It quickly becomes clear that Kara isn’t content to just fit in with the Average Joes of the world, after all. She wants to embrace her powers for real, and she gets the chance to do so when a plane to Geneva — a plane that her sister (Grey’s Anatomy‘s Chyler Leigh) just happens to be on — starts losing altitude over National City. Without thinking twice, Kara takes flight, literally puts the plane on her shoulders and safely guides it into the water. (Sorry, Capt. Sullenberger. You’ve got nothing on Supergirl.)
Despite having her life saved, Alex is none too pleased that Kara exposed who she really is, and she’s confident that Kara’s superpowers will make her a target for the bad guys. (Spoiler alert: She’s right. But more on that in a second.) In the meantime, Kara is practically bursting to tell someone else about Her Big Secret, and she decides to spill the beans to Winn at work the next day. (HER: “For most of my life, I’ve run from it. But last night, I embraced who I really am, and I don’t want to stop.” HIM: “Oh my God, you’re a lesbian.”)
At first, it’s smooth sailing for Kara (who has since been labeled “Supergirl” by Cat, once the heroic plane rescue started making headlines). With some assistance from Winn, she’s able to conquer a car chase, stop a bank robbery and find herself a fashionable-but-functional crime-fighting costume all in the same day. (Might as well add “efficient work ethic” to her list of superpowers.)

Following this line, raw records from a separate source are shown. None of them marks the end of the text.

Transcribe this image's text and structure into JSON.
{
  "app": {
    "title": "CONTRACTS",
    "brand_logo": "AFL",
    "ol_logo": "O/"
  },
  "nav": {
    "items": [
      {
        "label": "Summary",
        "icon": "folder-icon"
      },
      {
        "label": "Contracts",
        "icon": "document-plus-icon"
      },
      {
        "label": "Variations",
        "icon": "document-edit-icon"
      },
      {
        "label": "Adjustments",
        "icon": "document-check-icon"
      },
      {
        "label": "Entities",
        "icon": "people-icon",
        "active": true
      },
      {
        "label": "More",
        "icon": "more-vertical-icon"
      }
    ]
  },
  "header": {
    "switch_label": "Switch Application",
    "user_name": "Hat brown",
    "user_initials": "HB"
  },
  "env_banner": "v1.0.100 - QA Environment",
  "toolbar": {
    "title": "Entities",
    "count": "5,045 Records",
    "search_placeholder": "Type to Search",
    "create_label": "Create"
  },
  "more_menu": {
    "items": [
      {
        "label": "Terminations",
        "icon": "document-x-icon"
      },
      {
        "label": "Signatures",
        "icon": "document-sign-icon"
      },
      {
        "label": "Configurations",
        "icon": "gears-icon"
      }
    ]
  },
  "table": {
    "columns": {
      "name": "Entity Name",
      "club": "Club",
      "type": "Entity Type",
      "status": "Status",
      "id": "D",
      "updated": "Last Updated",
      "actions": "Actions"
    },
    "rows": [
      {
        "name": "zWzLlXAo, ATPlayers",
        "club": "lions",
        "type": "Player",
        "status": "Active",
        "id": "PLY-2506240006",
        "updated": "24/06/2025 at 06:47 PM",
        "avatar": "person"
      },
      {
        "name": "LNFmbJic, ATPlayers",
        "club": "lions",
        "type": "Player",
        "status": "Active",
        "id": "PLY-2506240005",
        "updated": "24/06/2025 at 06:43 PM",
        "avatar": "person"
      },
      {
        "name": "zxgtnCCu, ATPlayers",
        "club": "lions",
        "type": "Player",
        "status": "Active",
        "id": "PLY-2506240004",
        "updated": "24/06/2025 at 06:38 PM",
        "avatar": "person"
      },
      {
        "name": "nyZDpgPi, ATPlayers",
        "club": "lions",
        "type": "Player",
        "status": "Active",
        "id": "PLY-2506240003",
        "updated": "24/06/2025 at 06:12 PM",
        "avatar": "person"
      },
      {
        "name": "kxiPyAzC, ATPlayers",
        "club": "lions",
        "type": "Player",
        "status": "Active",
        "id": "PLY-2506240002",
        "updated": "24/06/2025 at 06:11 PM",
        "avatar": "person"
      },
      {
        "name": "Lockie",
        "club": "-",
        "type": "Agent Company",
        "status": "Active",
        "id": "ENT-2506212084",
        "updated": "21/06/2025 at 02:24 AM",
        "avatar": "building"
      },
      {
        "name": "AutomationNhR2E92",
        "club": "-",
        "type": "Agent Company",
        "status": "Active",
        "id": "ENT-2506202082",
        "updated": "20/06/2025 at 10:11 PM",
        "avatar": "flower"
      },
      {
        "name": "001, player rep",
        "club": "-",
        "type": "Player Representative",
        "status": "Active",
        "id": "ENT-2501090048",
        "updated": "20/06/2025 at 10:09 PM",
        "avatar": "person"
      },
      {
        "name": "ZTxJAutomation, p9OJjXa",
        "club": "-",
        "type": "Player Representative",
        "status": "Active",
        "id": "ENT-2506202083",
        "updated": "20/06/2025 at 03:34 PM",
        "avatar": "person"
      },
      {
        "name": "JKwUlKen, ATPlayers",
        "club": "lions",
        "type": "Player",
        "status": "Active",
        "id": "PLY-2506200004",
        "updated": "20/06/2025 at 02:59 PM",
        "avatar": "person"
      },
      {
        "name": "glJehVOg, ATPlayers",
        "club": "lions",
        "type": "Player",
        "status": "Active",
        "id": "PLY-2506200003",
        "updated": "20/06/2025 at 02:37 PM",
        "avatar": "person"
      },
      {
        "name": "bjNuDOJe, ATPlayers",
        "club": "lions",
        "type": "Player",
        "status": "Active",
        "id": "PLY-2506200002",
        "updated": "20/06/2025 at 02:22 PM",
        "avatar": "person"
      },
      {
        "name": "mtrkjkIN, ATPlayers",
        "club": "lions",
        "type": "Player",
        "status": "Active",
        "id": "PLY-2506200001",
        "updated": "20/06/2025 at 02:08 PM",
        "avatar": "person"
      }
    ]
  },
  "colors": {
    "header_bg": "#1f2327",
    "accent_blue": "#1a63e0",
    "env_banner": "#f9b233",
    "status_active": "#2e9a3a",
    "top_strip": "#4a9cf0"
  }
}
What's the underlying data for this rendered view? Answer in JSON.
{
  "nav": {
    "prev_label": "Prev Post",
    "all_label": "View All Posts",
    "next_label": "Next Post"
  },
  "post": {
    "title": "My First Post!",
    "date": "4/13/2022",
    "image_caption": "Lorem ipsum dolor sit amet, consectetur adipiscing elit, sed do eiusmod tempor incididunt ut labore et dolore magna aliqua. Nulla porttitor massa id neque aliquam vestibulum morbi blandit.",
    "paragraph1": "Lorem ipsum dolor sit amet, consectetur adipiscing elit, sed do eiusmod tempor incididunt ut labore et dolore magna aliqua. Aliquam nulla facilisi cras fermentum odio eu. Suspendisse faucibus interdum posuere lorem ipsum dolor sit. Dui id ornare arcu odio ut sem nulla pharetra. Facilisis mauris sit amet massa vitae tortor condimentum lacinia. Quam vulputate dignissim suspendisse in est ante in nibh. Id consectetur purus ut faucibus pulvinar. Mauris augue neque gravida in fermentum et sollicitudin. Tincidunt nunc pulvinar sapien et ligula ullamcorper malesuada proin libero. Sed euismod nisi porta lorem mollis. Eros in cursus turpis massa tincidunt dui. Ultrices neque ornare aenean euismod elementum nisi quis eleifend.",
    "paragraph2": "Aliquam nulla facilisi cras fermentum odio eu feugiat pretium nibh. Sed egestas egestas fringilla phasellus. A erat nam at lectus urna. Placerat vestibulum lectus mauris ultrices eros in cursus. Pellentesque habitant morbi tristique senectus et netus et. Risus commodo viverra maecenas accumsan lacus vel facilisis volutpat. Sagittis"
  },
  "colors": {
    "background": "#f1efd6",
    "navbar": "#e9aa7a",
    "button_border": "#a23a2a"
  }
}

But it isn’t long before Alex’s ominous warning comes to fruition. Remember that Phantom Zone I mentioned earlier? Well, when Kara escaped from it all those years ago on her journey through space, she also set free the alien prison Fort Rozz and all of its inhabitants, who are now wreaking havoc on Earth. One baddie in particular, Vartox, wants badly to end Kara’s life, seeing as Kara’s birth mother was responsible for imprisoning him at Fort Rozz in the first place. Oops.
Before Vartox can get to Kara, though, she’s taken in by the Department of Extra-Normal Operations (DEO), a covert government agency whose sole responsibility is to keep the existence of aliens a secret from humans. (Oh, and did I mention Alex works for the DEO, and she’s trying to stop Kara from embracing the whole Supergirl thing so that Earth can remain safe? Yeah, that causes some family tension.)
To make a long story short, Alex comes around at the end of the episode, and she persuades DEO Director Hank Henshaw (Homeland‘s David Harewood) to do the same. Instead of considering Kara a threat to society, the DEO (cautiously) agrees to work with Kara, who can ideally stop Vartox and all of the other dangerous Fort Rozz prisoners. Thanks to some serious heat vision, she indeed defeats Vartox — and, at the end of the hour, she gains another confidant in James, who has actually known about Kara’s true identity all along. (Turns out he was asked by Superman to keep a close eye on Kara at CatCo, and everyone just pretends like being BFFs with Superman isn’t a huge deal.)
In the episode’s final moments, though, we learn that Kara is far from out of the woods. Her birth mother, Alura Zor-El, has a literal evil twin sister — named The General — who oversees Fort Rozz. When The General gets word that Kara is using her powers to defeat alien prisoners, she has one simple request for her henchman: “Find her and kill her.” So… there’s that.
OK, your turn. Did Supergirl‘s much-buzzed-about debut live up to your expectations? Check out a new trailer below, then grade the premiere in our poll and hit the comments to back up your choice!